**EXERCISE GOAL**.
Copy every record that follows, word for word.

**RECORDS PROVIDED**.
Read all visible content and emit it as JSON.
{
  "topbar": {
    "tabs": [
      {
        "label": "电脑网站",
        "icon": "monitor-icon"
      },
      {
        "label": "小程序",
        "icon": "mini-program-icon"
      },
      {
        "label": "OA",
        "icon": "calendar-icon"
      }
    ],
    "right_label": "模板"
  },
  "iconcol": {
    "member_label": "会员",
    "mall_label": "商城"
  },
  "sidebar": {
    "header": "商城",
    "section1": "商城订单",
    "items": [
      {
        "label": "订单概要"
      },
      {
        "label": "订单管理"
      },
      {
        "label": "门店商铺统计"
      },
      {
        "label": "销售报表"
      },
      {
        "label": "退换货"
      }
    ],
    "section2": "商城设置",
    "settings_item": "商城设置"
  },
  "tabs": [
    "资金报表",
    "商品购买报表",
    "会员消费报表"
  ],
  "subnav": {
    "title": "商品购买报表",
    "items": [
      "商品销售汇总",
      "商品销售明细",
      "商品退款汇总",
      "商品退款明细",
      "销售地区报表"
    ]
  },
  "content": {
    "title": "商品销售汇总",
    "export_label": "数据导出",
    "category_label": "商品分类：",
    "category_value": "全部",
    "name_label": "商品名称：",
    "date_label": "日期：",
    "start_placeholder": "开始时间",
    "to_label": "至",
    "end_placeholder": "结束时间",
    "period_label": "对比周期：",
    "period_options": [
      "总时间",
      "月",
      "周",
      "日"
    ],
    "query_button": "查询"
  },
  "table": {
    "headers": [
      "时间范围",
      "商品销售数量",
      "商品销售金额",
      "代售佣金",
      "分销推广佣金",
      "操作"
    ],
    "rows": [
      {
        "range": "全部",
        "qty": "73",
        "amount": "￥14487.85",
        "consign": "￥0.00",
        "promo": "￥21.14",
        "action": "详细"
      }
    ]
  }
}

**COMPLETED EXERCISE**.
Read all visible content and emit it as JSON.
{
  "topbar": {
    "tabs": [
      {
        "label": "电脑网站",
        "icon": "monitor-icon"
      },
      {
        "label": "小程序",
        "icon": "mini-program-icon"
      },
      {
        "label": "OA",
        "icon": "calendar-icon"
      }
    ],
    "right_label": "模板"
  },
  "iconcol": {
    "member_label": "会员",
    "mall_label": "商城"
  },
  "sidebar": {
    "header": "商城",
    "section1": "商城订单",
    "items": [
      {
        "label": "订单概要"
      },
      {
        "label": "订单管理"
      },
      {
        "label": "门店商铺统计"
      },
      {
        "label": "销售报表"
      },
      {
        "label": "退换货"
      }
    ],
    "section2": "商城设置",
    "settings_item": "商城设置"
  },
  "tabs": [
    "资金报表",
    "商品购买报表",
    "会员消费报表"
  ],
  "subnav": {
    "title": "商品购买报表",
    "items": [
      "商品销售汇总",
      "商品销售明细",
      "商品退款汇总",
      "商品退款明细",
      "销售地区报表"
    ]
  },
  "content": {
    "title": "商品销售汇总",
    "export_label": "数据导出",
    "category_label": "商品分类：",
    "category_value": "全部",
    "name_label": "商品名称：",
    "date_label": "日期：",
    "start_placeholder": "开始时间",
    "to_label": "至",
    "end_placeholder": "结束时间",
    "period_label": "对比周期：",
    "period_options": [
      "总时间",
      "月",
      "周",
      "日"
    ],
    "query_button": "查询"
  },
  "table": {
    "headers": [
      "时间范围",
      "商品销售数量",
      "商品销售金额",
      "代售佣金",
      "分销推广佣金",
      "操作"
    ],
    "rows": [
      {
        "range": "全部",
        "qty": "73",
        "amount": "￥14487.85",
        "consign": "￥0.00",
        "promo": "￥21.14",
        "action": "详细"
      }
    ]
  }
}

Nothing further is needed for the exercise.